My hair and my soul have always been inextricably linked. I’ve always thought its such a part of who I am – who anyone is.
I’ve always been obsessed with hair, ever since I was three years old and cut my dolls hair off because I loved the idea of transformation. And I have been very lucky in finding very talented people who can make my unremarkable limp hair the best it can be. Oh yes, queen of hair with ongoing relationships with the best stylists in the world – that’s me. Yet I was in a hair colour crisis.
How could this happen? I’d been wowed by Giancarlo at Serge Lamont John Frieda New York but whatever he had done was his own secret formula and no one seemed to be able to repeat it. And when various other luminaries touched my hair, a terrible thing happened. The colour didn’t take. I’ve coloured my hair since I was 14, and to now learn that its natural colour is in fact no colour is just the most horrible thing that’s ever happened.
I remember as a kid I watched this black and white movie where, to show the passage of time, Joan Crawford’s hair changed from lustrous black to grey overnight. Now she was old and no one wanted her. The image haunted me and now was this me that suddenly hair dye didn’t work? Sure, over the years colourists have used the word resistant but I didn’t really know or care what that meant. But here we are, suddenly when my hair needed it most, there were giant white roots on the sides. And I don’t mean grey, I mean white. So white it looked bald. A lady at John Frieda NYC recommended the Andy Le Compte salon.
The receptionist there, clearly sometimes psychic, said that she thought I’d be good with Christopher. I always like people with the same name as me, perhaps because I’m a narcissist. I didn’t know how curiously comfortable an experience with Christopher would be but it’s not comfortable cosy, it’s comfortable because you’re in the hands of a wild minded genius. The connection was instant. I felt like I was in the 1970s movie Shampoo except of course Christopher is a gay man and I was ready to be his ‘ mascot.’
Christopher Pierce had pierced by heart before he even opened the colour tube. He looked at my hair and said it was ‘ vacant.’ And it was. It was like the hair of a ghost. An empty parking lot on my head. Not really there. I wasn’t really there either. I was who am defined by my hair was undefined. Nobody.
He began swirling on colour like he was a swirling assistant to Jackson Pollack. And there’s the moment where you go there’s nothing I can do because my head is in the hand of an artist. He swirled, he highlighted, he talked. We talked about our mothers. Anybody with a similar mother always gets me. I found that I was doing the thing I never do – confessing to my hairdresser. I know people do this but I’m so aware of it and I’ve had so many different stylists and colourists I under share as a point. But not this one. While I sat waiting for the results, I felt quite at home in the Andy Le Compte Salon. Cutting edge, world class but cosy.
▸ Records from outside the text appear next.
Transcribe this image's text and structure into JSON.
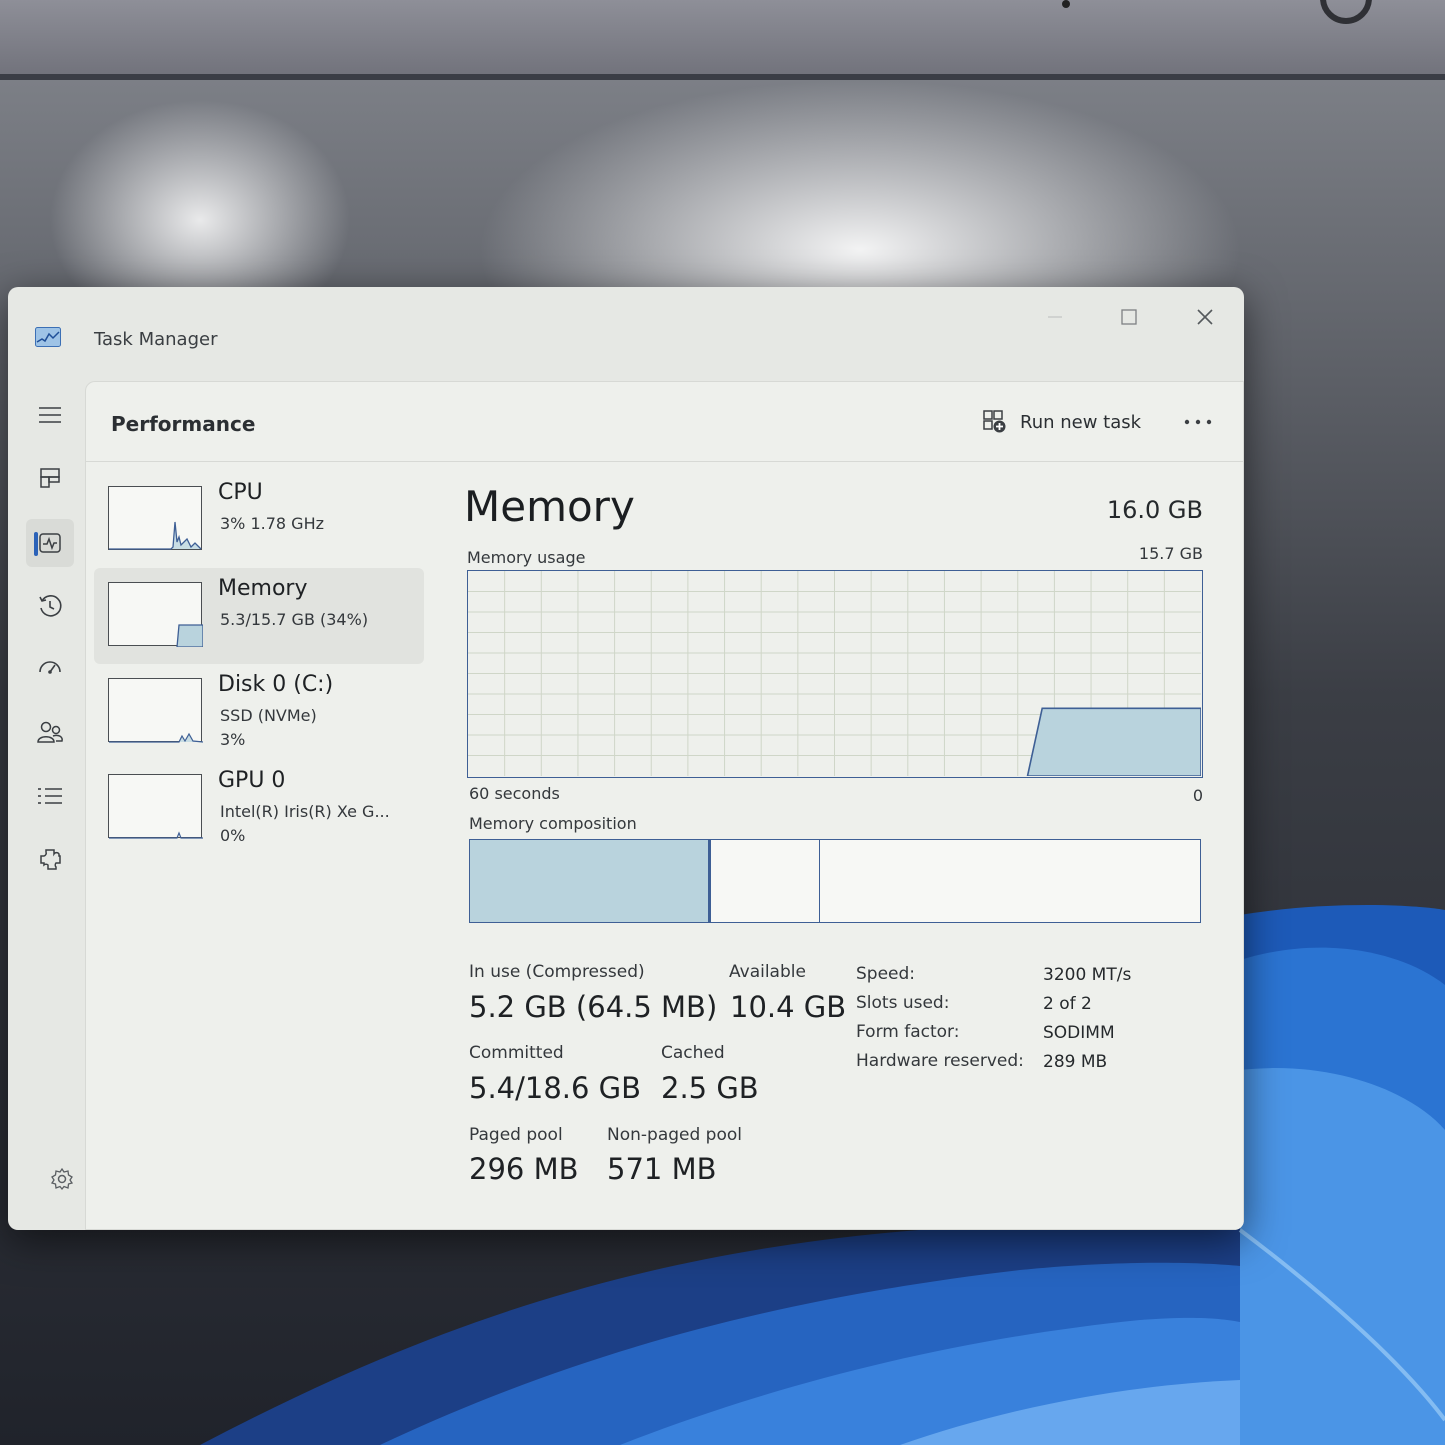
{
  "window": {
    "title": "Task Manager"
  },
  "nav": {
    "items": [
      {
        "name": "hamburger-menu-icon",
        "active": false
      },
      {
        "name": "processes-icon",
        "active": false
      },
      {
        "name": "performance-icon",
        "active": true
      },
      {
        "name": "app-history-icon",
        "active": false
      },
      {
        "name": "startup-apps-icon",
        "active": false
      },
      {
        "name": "users-icon",
        "active": false
      },
      {
        "name": "details-icon",
        "active": false
      },
      {
        "name": "services-icon",
        "active": false
      }
    ],
    "settings_icon": "settings-gear-icon"
  },
  "header": {
    "title": "Performance",
    "run_new_task": "Run new task",
    "more_icon": "more-options-icon"
  },
  "devices": [
    {
      "name": "CPU",
      "line1": "3% 1.78 GHz",
      "line2": "",
      "selected": false
    },
    {
      "name": "Memory",
      "line1": "5.3/15.7 GB (34%)",
      "line2": "",
      "selected": true
    },
    {
      "name": "Disk 0 (C:)",
      "line1": "SSD (NVMe)",
      "line2": "3%",
      "selected": false
    },
    {
      "name": "GPU 0",
      "line1": "Intel(R) Iris(R) Xe G...",
      "line2": "0%",
      "selected": false
    }
  ],
  "memory": {
    "heading": "Memory",
    "total": "16.0 GB",
    "usage_label": "Memory usage",
    "usage_max": "15.7 GB",
    "axis_left": "60 seconds",
    "axis_right": "0",
    "composition_label": "Memory composition",
    "composition": {
      "in_use": 0.33,
      "modified": 0.15,
      "standby_free": 0.52
    },
    "usage_history_fraction": [
      0,
      0,
      0,
      0,
      0,
      0,
      0,
      0,
      0,
      0,
      0,
      0,
      0.33,
      0.33,
      0.33,
      0.33
    ],
    "stats": {
      "in_use_label": "In use (Compressed)",
      "in_use_value": "5.2 GB (64.5 MB)",
      "available_label": "Available",
      "available_value": "10.4 GB",
      "committed_label": "Committed",
      "committed_value": "5.4/18.6 GB",
      "cached_label": "Cached",
      "cached_value": "2.5 GB",
      "paged_label": "Paged pool",
      "paged_value": "296 MB",
      "nonpaged_label": "Non-paged pool",
      "nonpaged_value": "571 MB"
    },
    "specs": {
      "speed_label": "Speed:",
      "speed_value": "3200 MT/s",
      "slots_label": "Slots used:",
      "slots_value": "2 of 2",
      "form_label": "Form factor:",
      "form_value": "SODIMM",
      "reserved_label": "Hardware reserved:",
      "reserved_value": "289 MB"
    }
  },
  "colors": {
    "accent": "#2b62b8",
    "graph_line": "#3e5f95",
    "graph_fill": "#b9d3dd",
    "grid": "#cfd6c8"
  }
}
Leanne Citron did my blow dry. It sounds like a movie star name. She certainly styles many of them. She herself is from Darlington and her father used to own a chain of hair salons in the north east. I remember passing them as a child. She is magnificent with a blow dry. At the end of it, a stylist that I’d known from John Frieda who’s now at this salon, told me what I was already thinking. This is the best hair you’ve ever had. Everybody’s told me the same.
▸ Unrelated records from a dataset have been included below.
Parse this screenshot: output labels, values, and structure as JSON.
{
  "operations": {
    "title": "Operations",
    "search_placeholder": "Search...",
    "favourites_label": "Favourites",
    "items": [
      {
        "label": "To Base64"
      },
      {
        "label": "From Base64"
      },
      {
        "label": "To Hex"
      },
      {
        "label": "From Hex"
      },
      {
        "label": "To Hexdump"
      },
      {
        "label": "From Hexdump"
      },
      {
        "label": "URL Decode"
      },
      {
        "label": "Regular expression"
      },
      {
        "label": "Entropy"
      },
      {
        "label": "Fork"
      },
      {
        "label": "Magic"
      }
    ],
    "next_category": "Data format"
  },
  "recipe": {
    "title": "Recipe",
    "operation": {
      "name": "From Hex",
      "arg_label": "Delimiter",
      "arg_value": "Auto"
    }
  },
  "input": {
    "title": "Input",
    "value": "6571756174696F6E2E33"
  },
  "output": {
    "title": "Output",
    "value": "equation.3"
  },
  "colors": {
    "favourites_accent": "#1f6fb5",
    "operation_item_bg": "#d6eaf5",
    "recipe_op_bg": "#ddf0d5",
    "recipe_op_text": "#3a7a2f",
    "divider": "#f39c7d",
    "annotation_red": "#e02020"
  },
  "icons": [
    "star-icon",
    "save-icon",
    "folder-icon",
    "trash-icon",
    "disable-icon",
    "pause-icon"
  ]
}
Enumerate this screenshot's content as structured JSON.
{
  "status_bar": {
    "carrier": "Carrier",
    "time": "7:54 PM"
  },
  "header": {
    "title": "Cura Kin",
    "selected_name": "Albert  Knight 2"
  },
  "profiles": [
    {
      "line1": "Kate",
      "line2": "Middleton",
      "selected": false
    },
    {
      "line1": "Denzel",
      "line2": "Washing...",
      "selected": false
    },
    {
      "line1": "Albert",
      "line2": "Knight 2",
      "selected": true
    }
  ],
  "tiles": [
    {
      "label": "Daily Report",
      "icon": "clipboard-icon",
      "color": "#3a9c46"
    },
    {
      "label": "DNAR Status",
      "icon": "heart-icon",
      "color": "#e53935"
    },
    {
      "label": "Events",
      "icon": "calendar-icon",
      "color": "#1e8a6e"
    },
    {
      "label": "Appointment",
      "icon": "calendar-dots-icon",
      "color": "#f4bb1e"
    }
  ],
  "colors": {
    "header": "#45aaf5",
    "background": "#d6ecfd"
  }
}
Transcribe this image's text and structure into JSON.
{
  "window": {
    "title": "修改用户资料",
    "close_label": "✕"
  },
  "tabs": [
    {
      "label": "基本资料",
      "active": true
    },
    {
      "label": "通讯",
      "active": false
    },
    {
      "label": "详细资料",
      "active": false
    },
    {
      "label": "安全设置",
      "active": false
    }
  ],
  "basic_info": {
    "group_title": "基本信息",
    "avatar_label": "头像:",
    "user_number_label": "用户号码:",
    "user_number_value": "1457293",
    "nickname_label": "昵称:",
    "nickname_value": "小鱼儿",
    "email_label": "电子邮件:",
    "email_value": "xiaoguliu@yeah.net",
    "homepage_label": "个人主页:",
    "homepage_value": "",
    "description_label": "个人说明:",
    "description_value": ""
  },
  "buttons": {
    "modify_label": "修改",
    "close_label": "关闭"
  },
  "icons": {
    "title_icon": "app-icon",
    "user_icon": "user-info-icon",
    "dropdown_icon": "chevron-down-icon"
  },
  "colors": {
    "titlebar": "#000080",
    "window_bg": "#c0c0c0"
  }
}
I looked up my stylist and colourist afterwards, knowing that they are some of the most sought after in the business with high profile clients coming to them to maintain the integrity of their hair so they can go movie to movie, show to show. I am not a movie star but my hair could be. It is shiny, vibrant, caramel creamy golden blonde and pale blonde, luminous. It’s not vacant. It’s there and so am I. Thank you Christopher Pierce my heart for the best hair colour I’ve ever had.